Wednesday, August 27, 2014

Full Disclosure (Oh, that should totally be a Romance Title)

One of the things I've been pondering lately is the place of tropes in romance novel reviews.  This is part of a larger discussion about how you deal with being an "out" romance novel reader.  Do you grin and act sheepish and go "its my embarrassing pleasure but I know its tripe?"  Are you dismissive, "I just need something completely mindless sometimes?"  Or do you defend the genre and insist that there is merit in good romance novels?  I've always been the defending type and have argued to friends that there are good romances and bad romances like any other genre.

Which is a lot of the reason why I review them.  I do have expectations for decent writing, well characterized protagonists (where do you think the phrase "too stupid to live" comes from), plotting with a good pace and avoidance of too much exposition.  But I've long realized that reviewing romance is not always straight forward because similar to our sex drives, our romance drives do have individual likes and dislikes that are somewhat unique.
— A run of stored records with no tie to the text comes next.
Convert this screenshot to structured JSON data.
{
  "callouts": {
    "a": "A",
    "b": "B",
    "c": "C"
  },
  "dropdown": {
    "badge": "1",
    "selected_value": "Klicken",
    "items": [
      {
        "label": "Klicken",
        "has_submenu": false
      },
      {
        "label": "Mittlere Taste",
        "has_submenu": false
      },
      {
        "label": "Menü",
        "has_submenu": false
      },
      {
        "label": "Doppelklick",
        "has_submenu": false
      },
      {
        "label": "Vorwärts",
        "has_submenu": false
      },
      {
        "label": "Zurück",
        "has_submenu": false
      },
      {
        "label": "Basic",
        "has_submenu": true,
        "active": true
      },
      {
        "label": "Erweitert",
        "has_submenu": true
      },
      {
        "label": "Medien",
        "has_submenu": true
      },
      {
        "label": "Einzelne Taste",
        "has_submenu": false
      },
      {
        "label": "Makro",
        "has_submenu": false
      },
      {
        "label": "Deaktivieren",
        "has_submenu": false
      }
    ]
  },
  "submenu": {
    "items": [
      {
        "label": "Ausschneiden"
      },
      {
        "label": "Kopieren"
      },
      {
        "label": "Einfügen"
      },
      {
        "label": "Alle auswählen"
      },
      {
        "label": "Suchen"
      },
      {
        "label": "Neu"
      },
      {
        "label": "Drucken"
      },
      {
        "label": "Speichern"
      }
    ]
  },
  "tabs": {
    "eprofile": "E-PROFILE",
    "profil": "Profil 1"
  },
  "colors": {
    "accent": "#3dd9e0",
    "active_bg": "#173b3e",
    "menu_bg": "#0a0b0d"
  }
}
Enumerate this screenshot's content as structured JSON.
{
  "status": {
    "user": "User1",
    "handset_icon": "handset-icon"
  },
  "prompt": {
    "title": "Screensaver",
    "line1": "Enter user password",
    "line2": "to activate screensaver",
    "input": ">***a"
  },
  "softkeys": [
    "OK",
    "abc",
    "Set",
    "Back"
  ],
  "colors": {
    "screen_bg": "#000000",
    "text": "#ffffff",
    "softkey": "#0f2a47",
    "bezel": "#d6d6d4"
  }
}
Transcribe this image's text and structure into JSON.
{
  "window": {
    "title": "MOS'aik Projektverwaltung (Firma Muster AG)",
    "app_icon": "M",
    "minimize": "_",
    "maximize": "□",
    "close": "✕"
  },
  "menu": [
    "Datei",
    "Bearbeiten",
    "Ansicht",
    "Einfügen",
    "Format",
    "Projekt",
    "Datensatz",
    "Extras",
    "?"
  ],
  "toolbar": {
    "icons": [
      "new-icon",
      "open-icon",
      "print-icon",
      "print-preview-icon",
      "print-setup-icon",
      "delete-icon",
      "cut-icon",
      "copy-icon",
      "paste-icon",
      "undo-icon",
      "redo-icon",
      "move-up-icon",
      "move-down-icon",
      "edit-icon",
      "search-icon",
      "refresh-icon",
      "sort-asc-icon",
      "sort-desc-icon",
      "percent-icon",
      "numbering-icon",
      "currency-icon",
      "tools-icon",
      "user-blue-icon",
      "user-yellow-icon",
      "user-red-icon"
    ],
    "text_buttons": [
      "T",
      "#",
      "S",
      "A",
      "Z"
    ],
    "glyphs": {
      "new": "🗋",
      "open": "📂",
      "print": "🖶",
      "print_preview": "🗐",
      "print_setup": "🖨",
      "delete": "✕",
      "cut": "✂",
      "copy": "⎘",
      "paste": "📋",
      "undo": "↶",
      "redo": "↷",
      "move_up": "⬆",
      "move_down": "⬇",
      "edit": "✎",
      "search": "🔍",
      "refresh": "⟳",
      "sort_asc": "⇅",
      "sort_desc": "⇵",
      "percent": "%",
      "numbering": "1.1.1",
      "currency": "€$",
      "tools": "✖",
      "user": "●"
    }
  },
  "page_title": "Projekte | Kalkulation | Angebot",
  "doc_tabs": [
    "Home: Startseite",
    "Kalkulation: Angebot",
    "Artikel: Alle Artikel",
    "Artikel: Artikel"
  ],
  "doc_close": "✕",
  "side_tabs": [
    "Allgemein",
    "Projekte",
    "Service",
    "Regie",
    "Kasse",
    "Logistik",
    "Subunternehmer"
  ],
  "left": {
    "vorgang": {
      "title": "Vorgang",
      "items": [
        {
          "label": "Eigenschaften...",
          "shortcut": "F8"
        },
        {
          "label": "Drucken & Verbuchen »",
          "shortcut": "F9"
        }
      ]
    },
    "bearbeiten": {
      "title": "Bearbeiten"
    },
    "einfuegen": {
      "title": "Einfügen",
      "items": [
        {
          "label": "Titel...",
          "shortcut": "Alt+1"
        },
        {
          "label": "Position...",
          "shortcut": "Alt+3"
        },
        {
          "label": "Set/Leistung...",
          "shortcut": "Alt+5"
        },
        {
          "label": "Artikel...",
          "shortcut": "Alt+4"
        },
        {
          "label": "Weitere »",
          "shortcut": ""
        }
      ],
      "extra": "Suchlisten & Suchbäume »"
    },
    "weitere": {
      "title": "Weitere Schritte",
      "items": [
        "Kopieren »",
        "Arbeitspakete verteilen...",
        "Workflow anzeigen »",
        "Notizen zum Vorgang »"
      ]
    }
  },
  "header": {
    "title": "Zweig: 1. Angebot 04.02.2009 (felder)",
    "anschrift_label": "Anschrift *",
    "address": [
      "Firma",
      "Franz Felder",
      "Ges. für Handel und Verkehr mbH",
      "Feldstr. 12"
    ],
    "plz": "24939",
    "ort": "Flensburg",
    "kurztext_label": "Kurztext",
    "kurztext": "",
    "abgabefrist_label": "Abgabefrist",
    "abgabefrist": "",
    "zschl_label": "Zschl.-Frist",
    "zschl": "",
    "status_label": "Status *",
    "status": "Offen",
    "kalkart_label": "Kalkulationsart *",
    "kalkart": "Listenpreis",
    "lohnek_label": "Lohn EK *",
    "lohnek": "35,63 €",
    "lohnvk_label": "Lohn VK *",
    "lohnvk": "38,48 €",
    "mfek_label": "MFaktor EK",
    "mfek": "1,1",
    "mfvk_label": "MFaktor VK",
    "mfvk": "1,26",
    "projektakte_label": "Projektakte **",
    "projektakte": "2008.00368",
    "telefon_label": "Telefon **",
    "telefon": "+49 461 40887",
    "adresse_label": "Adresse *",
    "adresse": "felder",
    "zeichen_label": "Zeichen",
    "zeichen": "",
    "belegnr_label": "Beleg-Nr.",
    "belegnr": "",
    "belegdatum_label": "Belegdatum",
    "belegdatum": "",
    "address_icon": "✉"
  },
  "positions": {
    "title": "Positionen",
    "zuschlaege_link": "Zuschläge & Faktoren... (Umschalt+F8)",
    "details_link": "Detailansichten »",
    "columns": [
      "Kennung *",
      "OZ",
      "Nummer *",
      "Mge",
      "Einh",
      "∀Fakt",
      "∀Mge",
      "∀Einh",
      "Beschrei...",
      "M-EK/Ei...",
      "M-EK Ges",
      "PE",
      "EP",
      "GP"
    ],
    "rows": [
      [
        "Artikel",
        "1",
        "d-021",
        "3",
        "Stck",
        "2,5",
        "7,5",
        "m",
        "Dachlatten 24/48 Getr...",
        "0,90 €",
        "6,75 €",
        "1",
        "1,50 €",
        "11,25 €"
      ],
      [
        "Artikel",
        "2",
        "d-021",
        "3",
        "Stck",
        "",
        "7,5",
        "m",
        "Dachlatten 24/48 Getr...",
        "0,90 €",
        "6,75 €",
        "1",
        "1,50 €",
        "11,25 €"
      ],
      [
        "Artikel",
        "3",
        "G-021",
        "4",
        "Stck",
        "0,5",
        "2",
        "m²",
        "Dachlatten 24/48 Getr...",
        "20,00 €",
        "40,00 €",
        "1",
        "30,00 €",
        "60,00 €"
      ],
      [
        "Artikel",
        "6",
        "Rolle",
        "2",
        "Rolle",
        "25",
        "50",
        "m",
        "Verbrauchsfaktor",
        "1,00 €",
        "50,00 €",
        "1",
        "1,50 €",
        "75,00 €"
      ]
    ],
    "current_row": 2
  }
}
This is where tropes come into play for me.  By trope I mean a particular theme or event that drives a book. In the day (can you say Kathleen E. Woodiwiss?) when sex was rarely explicitly consensual and heroines needed to be rescued, I really really liked the "she runs away from him for his own good and has his baby but he never knew until he finds her again and its revealed" trope.  I know, even in the day, that other smart romance readers hated this trope.  HATED IT.  What can I say.

So, I have recently discovered that I really enjoy the military trope.  And if a book has a trope that particularly appeals to me, I do think I am less discerning when reviewing it.

I think as you read reviews of romance novels around the interwebs you need to be aware that yes, there are criteria that separate terrific books from horrible gag inducing tripe.  But part of the review process is biased; is unique to the reviewer. A reviewer who doesn't acknowledge that is claiming an objectivity that is only really possible when giving an opinion on politics.

(Did you see that clever use of sarcasm?  Huh, huh?  See what I did there?)

Monday, August 25, 2014

Pride and Pleasure by Sylvia Day


Jasper is a thief taker and alpha hero par excellance.  Eliza is (for want of a more subtle term) almost an aspberger'ish heir to an Earl in a family of eccentrics.  She hires Jasper to protect her from coincidental accidents that are occurring with increasing frequency and for that he must pretend to be her suitor.  When she meets him she attempts to NOT hire him because he is clearly too beautiful and muscle bound to be the sort of man she would allow to court her.  But he insists.

The plot gets dragged out just a little too long but I hardly cared with these two beautifully written characters to pass the time.  The sex is terrific.

I had not read Sylvia Day before so it's always a pleasure to find a new terrific author.

Regency Historical 2012: 4.5 of 5 horticultural experiments.

Friday, August 22, 2014

Mad About the Earl

This is the second book I've tried by Christina Brooke; both were part of the Ministry of Marriage series. Yawn.

A Rout not a Ball.

Has it just been too long since I reviewed books, that I'm struggling to put my finger on what I didn't like?  Too much exposition?

I think the heart of the matter may be the premise of the series. I will admit that I did not read the first book in the series (maybe). So the principle supporting characters, if you follow me, may have been more engagingly developed that they have been in the books I've read (I doubt it).

Basically there is a cold Duke who seems to have twenty or thirty wards and he meets with other controlling English types to scheme marriage alliances.

If I had any interest in these people's power plays this might be okay, but I don't. Beyond that you are left with two people who have been betrothed by someone else and they accidentally fall madly in love. Again in the hands of an amazing characterizer, maybe this could work.

The writing is fine, the sex is fine, the plots are okay. You get the picture. Meh.

Historical Romance 2012: 2 of 5 terrible nicknames.

Blogger has seemingly stopped being completely possessed and allowed me to re-create this post from scratch.  My time tested "I'll let it rest" method with computers works again!